and Covid19 in 2020

Towards the end of 2020 we set out to investigate community and socially engaged arts practices that have emerged across England in response to Covid19 and the subsequent restrictions.

We are sharing eight conversations among freelance artists, and artists working in small arts companies, on their work with some of the groups and communities who have been worst effected by Covid19.

They discuss the implications of lockdown for participants, the effect of the pandemic on them as artists and speculate on the longer-term impacts of Covid19 on community and socially engaged arts.

We extend our thanks to all of those who agreed to discuss these questions with us and for being so generous with their time in such difficult circumstances.

Please feel free to use and share this resource if it would be useful to you. We’d love to know how you’ve used it and to hear any feedback. Just send us a message through the contact page.

The changes to this sector are going to be visible for years and years and years. I don’t want to back to where we were before in terms of an industry because it wasn’t equal, it wasn’t working for people. 

Caitlin Gleeson, theatre-maker/facilitator/writer/producer

I think it would be interesting if we can have the courage, beyond the lockdowns, to start getting people back into the spaces in a safe way and giving people the courage to come into those spaces, even though it might be in smaller groups.
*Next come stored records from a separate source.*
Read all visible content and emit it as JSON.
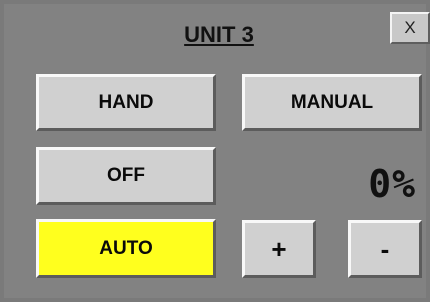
{
  "window": {
    "title": "UNIT 3",
    "close_label": "X"
  },
  "mode_buttons": {
    "hand": "HAND",
    "manual": "MANUAL",
    "off": "OFF",
    "auto": "AUTO",
    "active": "AUTO"
  },
  "output": {
    "display": "0%",
    "percent": 0
  },
  "adjust_buttons": {
    "increase": "+",
    "decrease": "-"
  },
  "colors": {
    "panel_background": "#828282",
    "button_face": "#d0d0d0",
    "active_button": "#ffff1e"
  }
}
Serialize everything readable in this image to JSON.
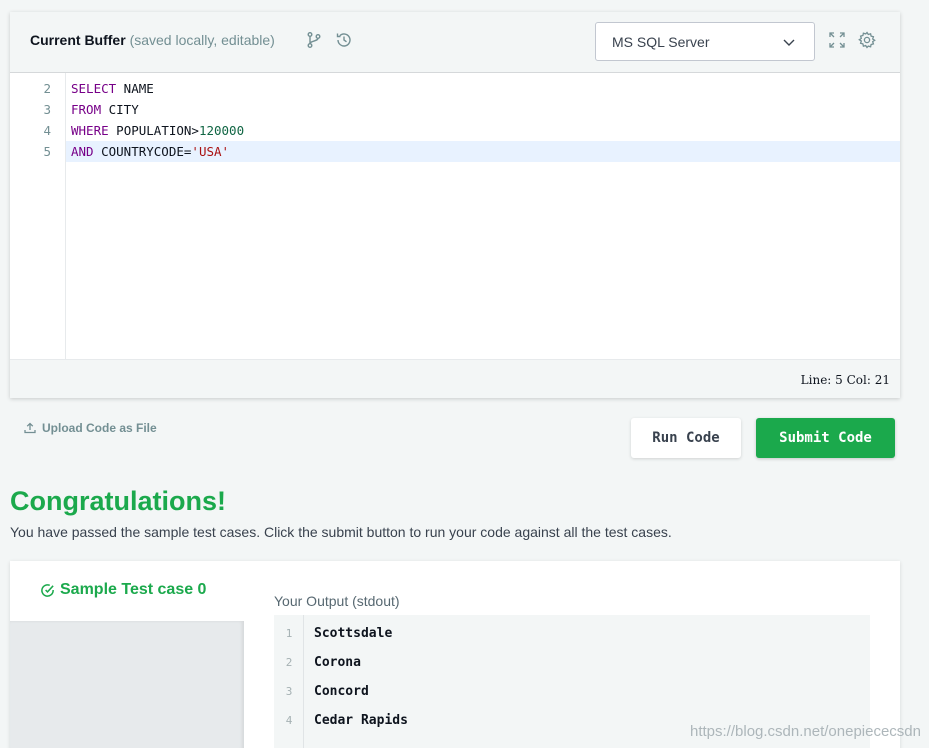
{
  "editor": {
    "title": "Current Buffer",
    "subtitle": "(saved locally, editable)",
    "language": "MS SQL Server",
    "lines": [
      {
        "num": "2",
        "tokens": [
          {
            "t": "SELECT",
            "c": "kw"
          },
          {
            "t": " NAME",
            "c": ""
          }
        ]
      },
      {
        "num": "3",
        "tokens": [
          {
            "t": "FROM",
            "c": "kw"
          },
          {
            "t": " CITY",
            "c": ""
          }
        ]
      },
      {
        "num": "4",
        "tokens": [
          {
            "t": "WHERE",
            "c": "kw"
          },
          {
            "t": " POPULATION>",
            "c": ""
          },
          {
            "t": "120000",
            "c": "num"
          }
        ]
      },
      {
        "num": "5",
        "tokens": [
          {
            "t": "AND",
            "c": "kw"
          },
          {
            "t": " COUNTRYCODE=",
            "c": ""
          },
          {
            "t": "'USA'",
            "c": "str"
          }
        ],
        "active": true
      }
    ],
    "status": "Line: 5 Col: 21"
  },
  "actions": {
    "upload_label": "Upload Code as File",
    "run_label": "Run Code",
    "submit_label": "Submit Code"
  },
  "result": {
    "heading": "Congratulations!",
    "message": "You have passed the sample test cases. Click the submit button to run your code against all the test cases."
  },
  "testcase": {
    "tab_label": "Sample Test case 0",
    "output_label": "Your Output (stdout)",
    "output_lines": [
      {
        "num": "1",
        "text": "Scottsdale"
      },
      {
        "num": "2",
        "text": "Corona"
      },
      {
        "num": "3",
        "text": "Concord"
      },
      {
        "num": "4",
        "text": "Cedar Rapids"
      }
    ]
  },
  "watermark": "https://blog.csdn.net/onepiececsdn",
  "colors": {
    "accent": "#1ba94c",
    "keyword": "#770088",
    "number": "#116644",
    "string": "#aa1111"
  }
}
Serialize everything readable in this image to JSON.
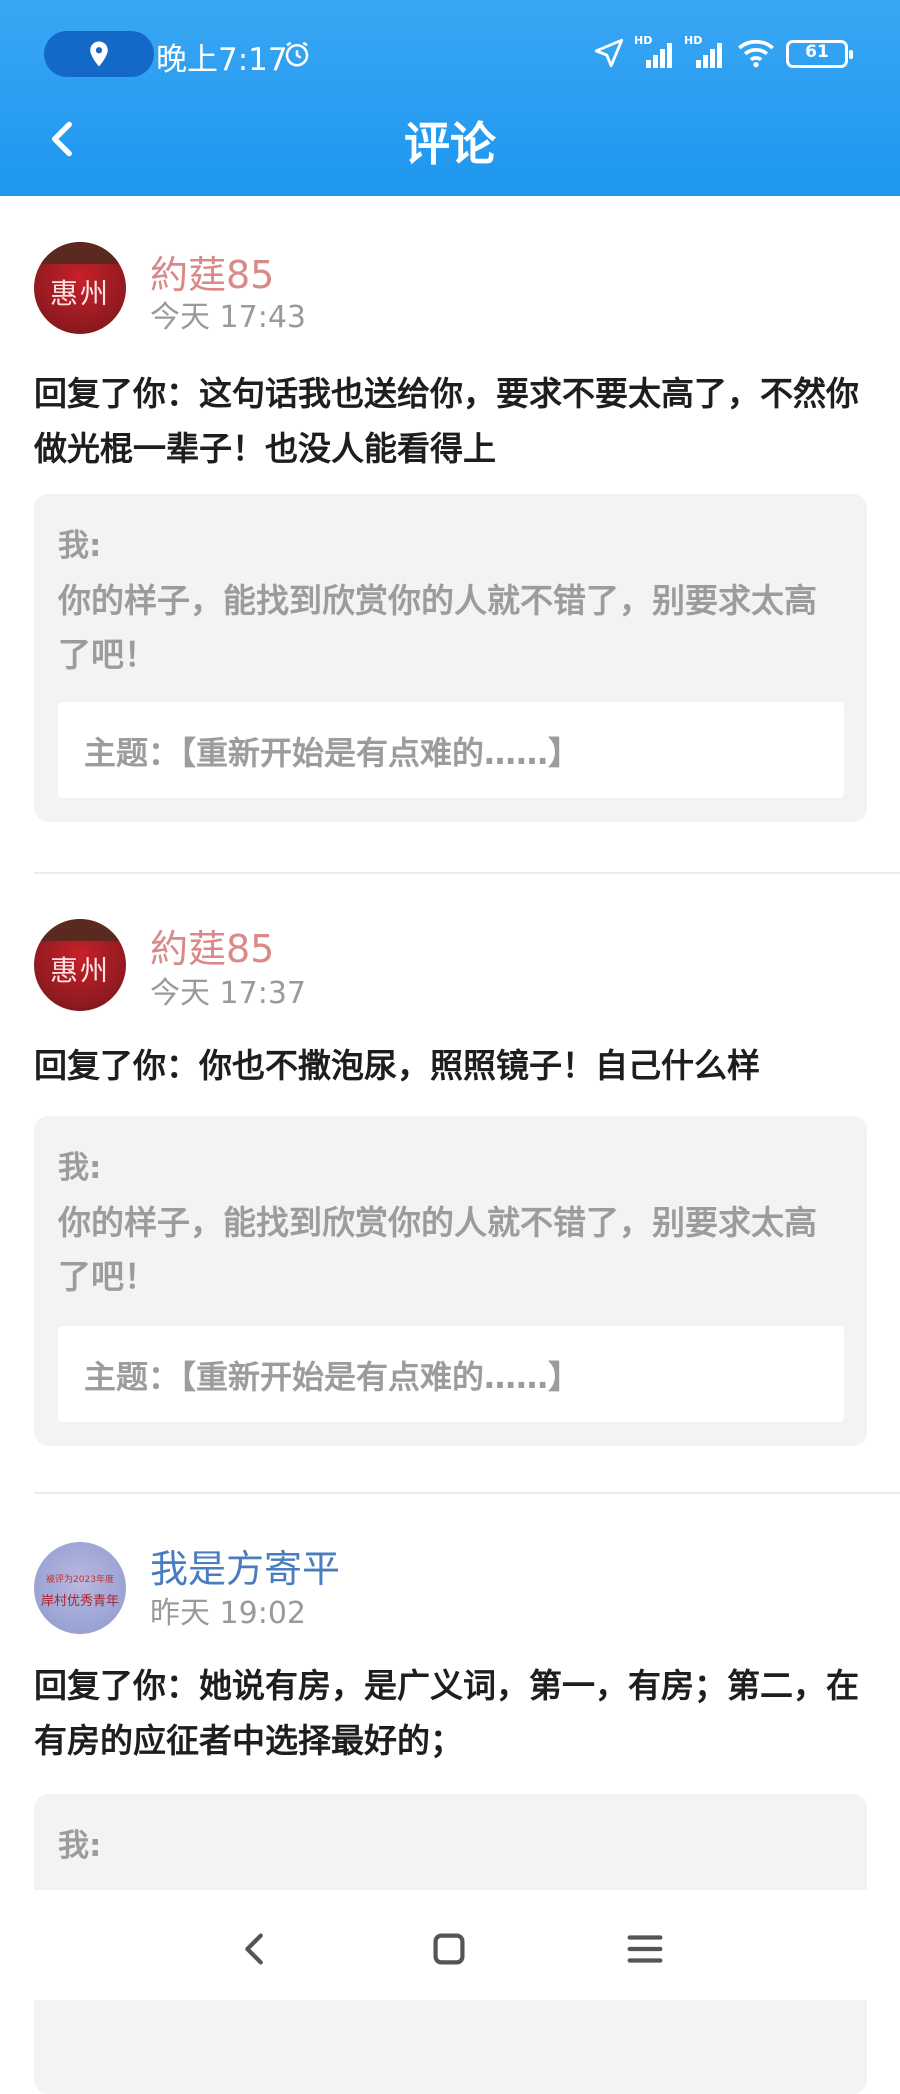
{
  "status_bar": {
    "time": "晚上7:17",
    "battery": "61",
    "network_label_1": "HD",
    "network_label_2": "HD",
    "icons": [
      "location-icon",
      "alarm-icon",
      "navigation-icon",
      "signal-icon",
      "signal-icon",
      "wifi-icon",
      "battery-icon"
    ]
  },
  "nav": {
    "title": "评论",
    "back_icon": "chevron-left-icon"
  },
  "comments": [
    {
      "username": "約莛85",
      "username_color": "#d98a88",
      "avatar_text": "惠州",
      "time": "今天 17:43",
      "reply": "回复了你：这句话我也送给你，要求不要太高了，不然你做光棍一辈子！也没人能看得上",
      "quote_author": "我:",
      "quote_text": "你的样子，能找到欣赏你的人就不错了，别要求太高了吧！",
      "topic": "主题：【重新开始是有点难的……】"
    },
    {
      "username": "約莛85",
      "username_color": "#d98a88",
      "avatar_text": "惠州",
      "time": "今天 17:37",
      "reply": "回复了你：你也不撒泡尿，照照镜子！自己什么样",
      "quote_author": "我:",
      "quote_text": "你的样子，能找到欣赏你的人就不错了，别要求太高了吧！",
      "topic": "主题：【重新开始是有点难的……】"
    },
    {
      "username": "我是方寄平",
      "username_color": "#4a7cc0",
      "avatar_text": "岸村优秀青年",
      "avatar_subtext": "被评为2023年度",
      "time": "昨天 19:02",
      "reply": "回复了你：她说有房，是广义词，第一，有房；第二，在有房的应征者中选择最好的；",
      "quote_author": "我:"
    }
  ],
  "bottom_nav": {
    "icons": [
      "back-icon",
      "home-icon",
      "menu-icon"
    ]
  }
}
And that’s what’s going to happen isn’t it, we’re not going to be able to work in those larger-sized groups anymore. 

Arti Prashar, Theatre-maker and director

I think that it would be great if this research plays a role in documenting what a sector has done during this period of time, which to a wider community is largely invisible, but is massively important. 

Sue Caudle, Freelancer and artistic director of DIY Theatre Company

This work was supported by the Economic and Social Research Council IAA [grant number ES/T501979/1]